# Problem requirements
Write out the records that follow exactly. Do not include pictures.

# Records for processing
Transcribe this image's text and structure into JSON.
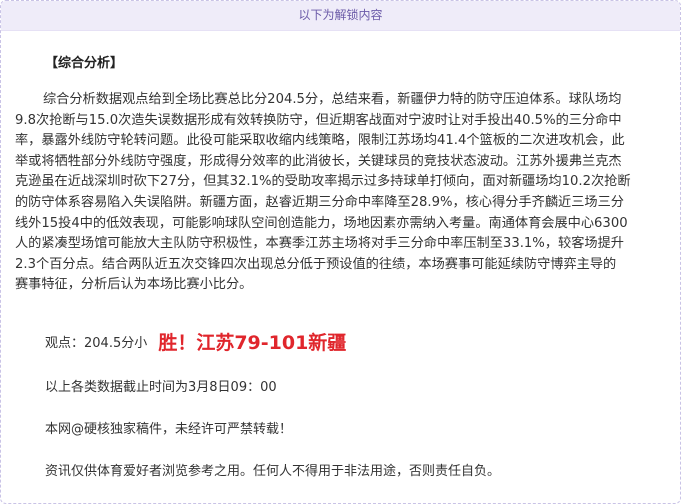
{
  "banner": {
    "text": "以下为解锁内容"
  },
  "section": {
    "heading": "【综合分析】"
  },
  "analysis": {
    "lines": [
      "综合分析数据观点给到全场比赛总比分204.5分，总结来看，新疆伊力特的防守压迫体系。球队场均",
      "9.8次抢断与15.0次造失误数据形成有效转换防守，但近期客战面对宁波时让对手投出40.5%的三分命中",
      "率，暴露外线防守轮转问题。此役可能采取收缩内线策略，限制江苏场均41.4个篮板的二次进攻机会，此",
      "举或将牺牲部分外线防守强度，形成得分效率的此消彼长，关键球员的竞技状态波动。江苏外援弗兰克杰",
      "克逊虽在近战深圳时砍下27分，但其32.1%的受助攻率揭示过多持球单打倾向，面对新疆场均10.2次抢断",
      "的防守体系容易陷入失误陷阱。新疆方面，赵睿近期三分命中率降至28.9%，核心得分手齐麟近三场三分",
      "线外15投4中的低效表现，可能影响球队空间创造能力，场地因素亦需纳入考量。南通体育会展中心6300",
      "人的紧凑型场馆可能放大主队防守积极性，本赛季江苏主场将对手三分命中率压制至33.1%，较客场提升",
      "2.3个百分点。结合两队近五次交锋四次出现总分低于预设值的往绩，本场赛事可能延续防守博弈主导的",
      "赛事特征，分析后认为本场比赛小比分。"
    ]
  },
  "viewpoint": {
    "label": "观点：204.5分小",
    "result": "胜！江苏79-101新疆",
    "result_color": "#e0262c"
  },
  "notes": {
    "cutoff": "以上各类数据截止时间为3月8日09：00",
    "copyright": "本网@硬核独家稿件，未经许可严禁转载！",
    "disclaimer": "资讯仅供体育爱好者浏览参考之用。任何人不得用于非法用途，否则责任自负。"
  }
}
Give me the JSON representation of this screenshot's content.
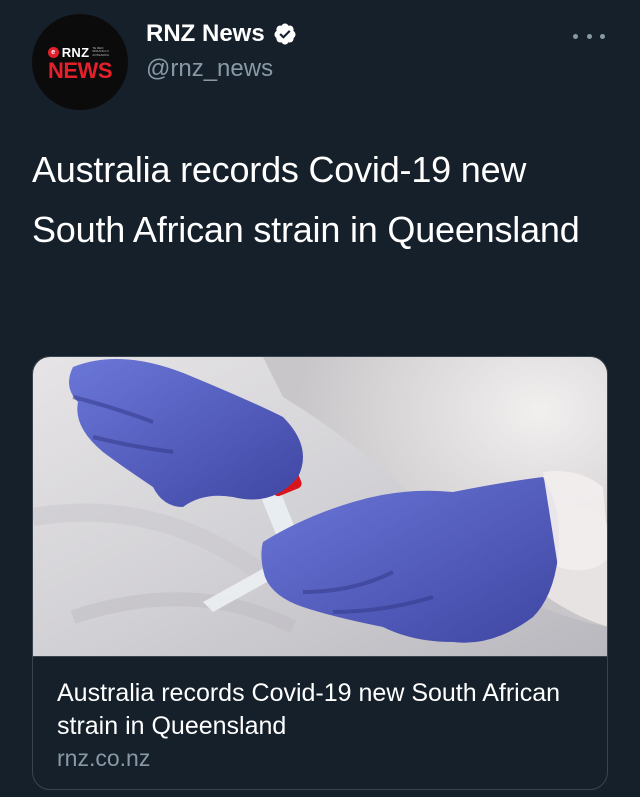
{
  "author": {
    "avatar": {
      "logo_top": "RNZ",
      "logo_small": "TE REO IRIRANGI O AOTEAROA",
      "logo_bottom": "NEWS"
    },
    "display_name": "RNZ News",
    "verified_icon": "verified-badge-icon",
    "handle": "@rnz_news",
    "more_icon": "more-options-icon"
  },
  "tweet": {
    "text": "Australia records Covid-19 new South African strain in Queensland"
  },
  "card": {
    "image_description_icon": "photo",
    "title": "Australia records Covid-19 new South African strain in Queensland",
    "domain": "rnz.co.nz"
  },
  "colors": {
    "background": "#15202b",
    "secondary_text": "#8899a6",
    "brand_red": "#e4202b",
    "border": "#38444d"
  }
}
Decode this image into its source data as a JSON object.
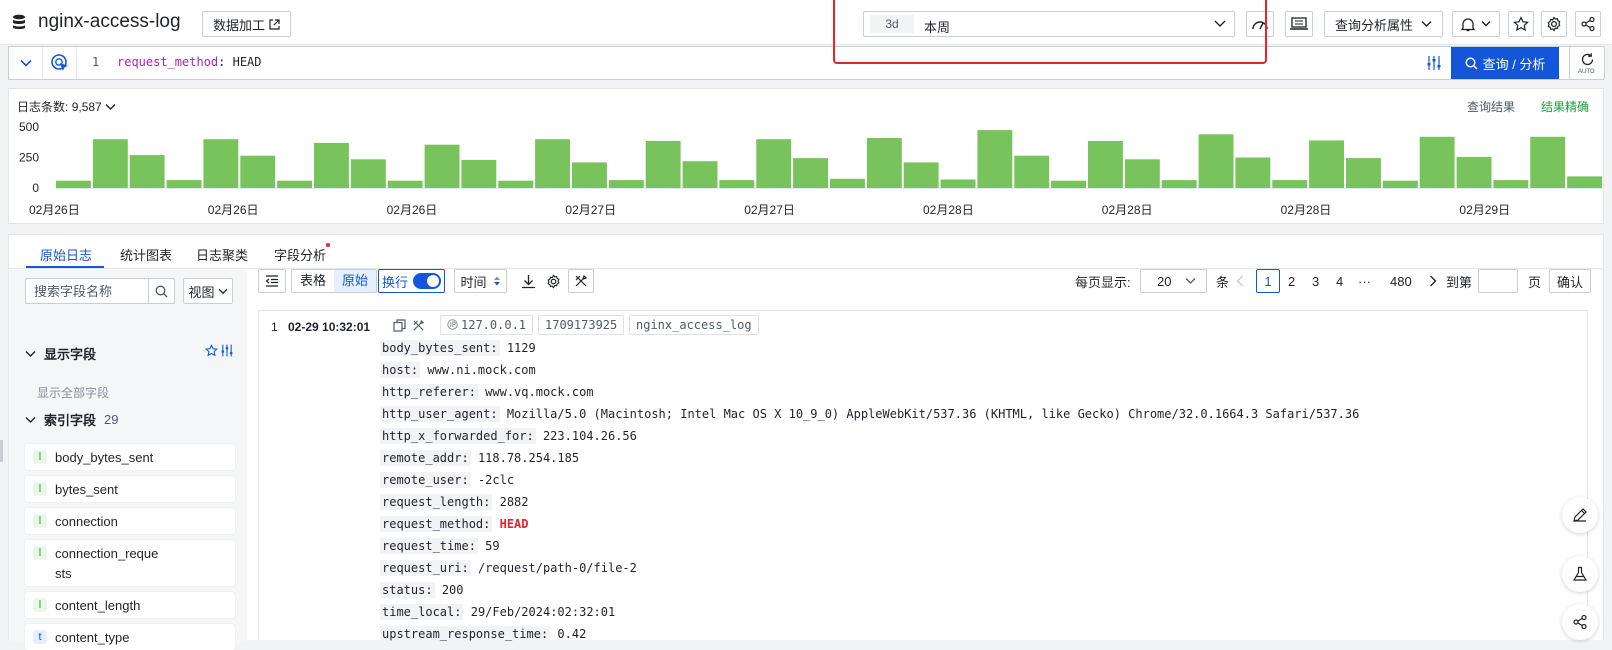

# Solution for this task
Transcribe this image's text and structure into JSON.
{
  "banner": {
    "text": "以下为解锁内容"
  },
  "section": {
    "heading": "【综合分析】"
  },
  "analysis": {
    "lines": [
      "综合分析数据观点给到全场比赛总比分204.5分，总结来看，新疆伊力特的防守压迫体系。球队场均",
      "9.8次抢断与15.0次造失误数据形成有效转换防守，但近期客战面对宁波时让对手投出40.5%的三分命中",
      "率，暴露外线防守轮转问题。此役可能采取收缩内线策略，限制江苏场均41.4个篮板的二次进攻机会，此",
      "举或将牺牲部分外线防守强度，形成得分效率的此消彼长，关键球员的竞技状态波动。江苏外援弗兰克杰",
      "克逊虽在近战深圳时砍下27分，但其32.1%的受助攻率揭示过多持球单打倾向，面对新疆场均10.2次抢断",
      "的防守体系容易陷入失误陷阱。新疆方面，赵睿近期三分命中率降至28.9%，核心得分手齐麟近三场三分",
      "线外15投4中的低效表现，可能影响球队空间创造能力，场地因素亦需纳入考量。南通体育会展中心6300",
      "人的紧凑型场馆可能放大主队防守积极性，本赛季江苏主场将对手三分命中率压制至33.1%，较客场提升",
      "2.3个百分点。结合两队近五次交锋四次出现总分低于预设值的往绩，本场赛事可能延续防守博弈主导的",
      "赛事特征，分析后认为本场比赛小比分。"
    ]
  },
  "viewpoint": {
    "label": "观点：204.5分小",
    "result": "胜！江苏79-101新疆",
    "result_color": "#e0262c"
  },
  "notes": {
    "cutoff": "以上各类数据截止时间为3月8日09：00",
    "copyright": "本网@硬核独家稿件，未经许可严禁转载！",
    "disclaimer": "资讯仅供体育爱好者浏览参考之用。任何人不得用于非法用途，否则责任自负。"
  }
}
Give me the JSON representation of this screenshot's content.
{
  "author": {
    "avatar": {
      "logo_top": "RNZ",
      "logo_small": "TE REO IRIRANGI O AOTEAROA",
      "logo_bottom": "NEWS"
    },
    "display_name": "RNZ News",
    "verified_icon": "verified-badge-icon",
    "handle": "@rnz_news",
    "more_icon": "more-options-icon"
  },
  "tweet": {
    "text": "Australia records Covid-19 new South African strain in Queensland"
  },
  "card": {
    "image_description_icon": "photo",
    "title": "Australia records Covid-19 new South African strain in Queensland",
    "domain": "rnz.co.nz"
  },
  "colors": {
    "background": "#15202b",
    "secondary_text": "#8899a6",
    "brand_red": "#e4202b",
    "border": "#38444d"
  }
}
Decode this image into its source data as a JSON object.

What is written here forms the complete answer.